Darshan Deshmukh

Darshan grew up as a leader across a number of supply chain services and consulting organizations. He has helped global service organizations of all shapes and sizes improve their efficiency and effectiveness, and scale up their operations and customer success processes. Darshan started his career with IBM in various global leadership roles and managed service delivery in the US, Latin America, Eastern Europe and Asia. In his tenure at IBM, he built large delivery centers focused on globally integrated operations. He also built and led the Global Delivery Organization at Denali, a procurement services firm that was eventually acquired by WNS in 2017. Here he led the post-merger integration and integrated procurement services operations within the company. Post Denali-WNS, Darshan built and led customer success and professional services organizations for OpenGov and Icertis, both hyper-growth SaaS software organizations.

Why are you passionate about helping people-based businesses?

I am passionate about building sustainable people-based businesses. For any people-based business to grow and be successful in the long term, I believe they need to build a balanced three dimensional system focused on people, process and technology. I am a big proponent of building organization capability organically while building scale, and I feel a strong sense of fulfillment when an individual within the organization grows as a professional within a system I helped develop. It’s ultimately all about people and their ability to drive incremental change to build a business with long-term value.
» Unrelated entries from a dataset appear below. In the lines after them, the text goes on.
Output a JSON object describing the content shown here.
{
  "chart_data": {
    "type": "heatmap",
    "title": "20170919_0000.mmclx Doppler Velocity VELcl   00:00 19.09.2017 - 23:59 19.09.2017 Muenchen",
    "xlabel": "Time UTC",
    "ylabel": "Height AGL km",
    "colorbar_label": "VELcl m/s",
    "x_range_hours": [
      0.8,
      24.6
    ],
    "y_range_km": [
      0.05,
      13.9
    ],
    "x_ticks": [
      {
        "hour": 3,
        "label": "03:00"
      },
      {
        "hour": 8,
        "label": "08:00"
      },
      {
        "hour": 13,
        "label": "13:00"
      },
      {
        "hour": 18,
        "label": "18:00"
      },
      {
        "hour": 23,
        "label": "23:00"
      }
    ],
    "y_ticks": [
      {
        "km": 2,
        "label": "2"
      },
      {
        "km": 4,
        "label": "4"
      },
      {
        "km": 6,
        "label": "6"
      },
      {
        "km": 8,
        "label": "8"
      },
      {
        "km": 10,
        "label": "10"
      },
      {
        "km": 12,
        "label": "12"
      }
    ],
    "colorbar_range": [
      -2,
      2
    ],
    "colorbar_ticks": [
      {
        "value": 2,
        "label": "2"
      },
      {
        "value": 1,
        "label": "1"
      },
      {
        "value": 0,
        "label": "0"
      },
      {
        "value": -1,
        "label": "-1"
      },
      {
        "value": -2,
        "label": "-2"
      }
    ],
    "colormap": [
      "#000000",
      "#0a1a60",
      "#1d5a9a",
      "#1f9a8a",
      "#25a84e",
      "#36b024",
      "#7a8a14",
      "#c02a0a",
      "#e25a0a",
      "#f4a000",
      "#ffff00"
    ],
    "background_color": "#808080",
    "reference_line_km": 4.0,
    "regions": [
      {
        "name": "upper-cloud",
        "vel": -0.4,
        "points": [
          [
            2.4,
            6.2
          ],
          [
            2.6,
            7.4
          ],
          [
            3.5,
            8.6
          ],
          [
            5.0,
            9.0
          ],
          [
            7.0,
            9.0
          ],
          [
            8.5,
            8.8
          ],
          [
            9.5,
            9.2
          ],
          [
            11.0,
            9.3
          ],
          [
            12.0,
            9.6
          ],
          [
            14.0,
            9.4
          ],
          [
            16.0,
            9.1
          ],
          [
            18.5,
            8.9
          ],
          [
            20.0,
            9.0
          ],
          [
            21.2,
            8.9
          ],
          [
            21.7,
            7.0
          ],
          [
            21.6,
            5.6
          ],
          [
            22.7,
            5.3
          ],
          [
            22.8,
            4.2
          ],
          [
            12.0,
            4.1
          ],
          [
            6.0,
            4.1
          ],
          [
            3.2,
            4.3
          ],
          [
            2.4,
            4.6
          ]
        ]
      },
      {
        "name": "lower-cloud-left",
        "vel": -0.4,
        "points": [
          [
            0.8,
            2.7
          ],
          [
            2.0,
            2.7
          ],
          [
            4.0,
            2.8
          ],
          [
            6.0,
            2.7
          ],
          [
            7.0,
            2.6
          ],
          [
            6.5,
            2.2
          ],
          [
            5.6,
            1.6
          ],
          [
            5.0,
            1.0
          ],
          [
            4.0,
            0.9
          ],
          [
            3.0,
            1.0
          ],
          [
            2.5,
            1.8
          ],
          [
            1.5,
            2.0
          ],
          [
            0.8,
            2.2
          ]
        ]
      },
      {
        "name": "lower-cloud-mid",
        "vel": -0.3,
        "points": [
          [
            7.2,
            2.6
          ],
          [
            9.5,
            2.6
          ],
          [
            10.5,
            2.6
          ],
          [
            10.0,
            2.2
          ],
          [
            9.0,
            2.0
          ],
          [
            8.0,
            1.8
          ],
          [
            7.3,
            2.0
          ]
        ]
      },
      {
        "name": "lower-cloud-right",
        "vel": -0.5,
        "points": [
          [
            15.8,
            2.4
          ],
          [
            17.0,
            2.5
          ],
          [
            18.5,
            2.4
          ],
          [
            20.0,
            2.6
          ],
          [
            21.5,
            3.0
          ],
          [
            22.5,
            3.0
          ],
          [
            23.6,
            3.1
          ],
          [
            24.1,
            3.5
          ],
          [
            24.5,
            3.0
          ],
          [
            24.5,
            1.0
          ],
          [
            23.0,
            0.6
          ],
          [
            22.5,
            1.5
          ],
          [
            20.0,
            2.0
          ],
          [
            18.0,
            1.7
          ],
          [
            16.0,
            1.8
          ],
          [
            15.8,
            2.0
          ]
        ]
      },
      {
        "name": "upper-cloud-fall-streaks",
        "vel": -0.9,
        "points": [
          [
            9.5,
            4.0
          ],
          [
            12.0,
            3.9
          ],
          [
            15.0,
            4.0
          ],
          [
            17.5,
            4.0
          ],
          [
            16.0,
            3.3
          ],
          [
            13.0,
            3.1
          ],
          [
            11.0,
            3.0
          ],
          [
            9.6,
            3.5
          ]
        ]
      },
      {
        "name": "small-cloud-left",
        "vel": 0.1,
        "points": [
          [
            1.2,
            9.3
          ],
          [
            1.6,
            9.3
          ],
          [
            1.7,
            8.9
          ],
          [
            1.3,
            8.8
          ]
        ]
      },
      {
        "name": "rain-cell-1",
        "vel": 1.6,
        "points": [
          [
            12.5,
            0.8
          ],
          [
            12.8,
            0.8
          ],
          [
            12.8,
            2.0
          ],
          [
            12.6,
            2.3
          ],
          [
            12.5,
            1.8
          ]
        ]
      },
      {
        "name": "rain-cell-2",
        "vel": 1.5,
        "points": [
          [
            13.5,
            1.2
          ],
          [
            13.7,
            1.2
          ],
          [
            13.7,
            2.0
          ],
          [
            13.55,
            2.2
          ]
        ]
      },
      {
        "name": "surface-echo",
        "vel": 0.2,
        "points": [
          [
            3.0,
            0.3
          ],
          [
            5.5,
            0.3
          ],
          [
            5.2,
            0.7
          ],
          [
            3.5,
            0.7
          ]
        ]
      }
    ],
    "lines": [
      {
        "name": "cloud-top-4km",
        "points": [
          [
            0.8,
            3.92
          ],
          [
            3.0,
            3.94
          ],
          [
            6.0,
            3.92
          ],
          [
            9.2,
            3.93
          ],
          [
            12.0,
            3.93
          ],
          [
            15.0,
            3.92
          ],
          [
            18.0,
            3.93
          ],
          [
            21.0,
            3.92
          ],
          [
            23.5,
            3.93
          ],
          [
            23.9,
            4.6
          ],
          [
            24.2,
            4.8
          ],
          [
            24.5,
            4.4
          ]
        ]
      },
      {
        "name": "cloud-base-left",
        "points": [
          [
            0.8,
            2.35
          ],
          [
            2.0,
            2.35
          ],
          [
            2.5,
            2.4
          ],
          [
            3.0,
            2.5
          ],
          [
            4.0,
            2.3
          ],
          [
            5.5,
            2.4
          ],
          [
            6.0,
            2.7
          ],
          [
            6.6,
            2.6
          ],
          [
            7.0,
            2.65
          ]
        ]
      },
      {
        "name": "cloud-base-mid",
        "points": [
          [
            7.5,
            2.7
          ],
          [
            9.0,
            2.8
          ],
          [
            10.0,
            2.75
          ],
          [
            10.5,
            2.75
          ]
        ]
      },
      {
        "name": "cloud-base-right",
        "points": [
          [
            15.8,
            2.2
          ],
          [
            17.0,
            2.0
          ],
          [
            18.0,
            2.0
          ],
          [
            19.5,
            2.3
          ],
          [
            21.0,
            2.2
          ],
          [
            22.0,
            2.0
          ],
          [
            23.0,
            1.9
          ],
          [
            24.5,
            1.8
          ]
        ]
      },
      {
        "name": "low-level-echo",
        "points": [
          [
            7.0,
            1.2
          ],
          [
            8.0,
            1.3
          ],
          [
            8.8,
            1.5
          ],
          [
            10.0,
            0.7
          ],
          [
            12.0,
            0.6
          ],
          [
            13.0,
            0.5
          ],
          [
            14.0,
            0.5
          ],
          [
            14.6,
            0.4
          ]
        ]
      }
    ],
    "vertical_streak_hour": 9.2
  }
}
As a services organization scales, having global delivery centers becomes more important. What should founders consider before expanding into a new region?

As founders look to develop global scale through international delivery centers, they need to transition to a “Communities of Excellence” model that is focused on efficiency, effectiveness and innovation. The intent of global delivery is to capitalize on talent globally and to scale productivity, but it’s also about adding customer value. When founders are thinking about expansion, they should ask themselves, “does my decision lower the center of gravity closer to the customer?”

From there founders need to assess:
1. Is the talent pool available?
2. Do I have a corporate culture that embraces globalization for growth, profitability, efficiency and effectiveness?
3. Am I willing to invest in the initial curing period so my organization, and ultimately my customers, will realize the benefits?

You’ve grown delivery organizations from the ground up with Denali, at a mid-sized organization with OpenGov, and in later stage companies like IBM and Icertis. What’s consistent across different size organizations, and what changes as you grow?

What makes any size delivery organization successful is the ability to meet and exceed the implied promise you’ve made to customers. Most organizations focus on written commitments, but when you change the organization’s DNA to assume the statement of work is table-stakes, and incentivize everyone in the organization to meet and exceed that customer implied promise, it drives incremental change quickly.

Simplifying goals is another key learning from my experiences building organizations. If a leadership team can agree to 3 or 4 goals for each functional organization, with one shared goal, it takes care of most of the organization tradeoffs and debates in a fast growing organization. I realized that this exercise is much harder than we think once you start implementing it though. Humans have a tendency to complicate decision making.

Later stage organizations have a much bigger internal change management issues (aka bureaucracy). It’s always important to be mindful that balancing faster decision making with quick adjustment can be more disruptive than spending time driving consensus. But getting the “goals simplification” strategy right can take care of these lifecycle challenges.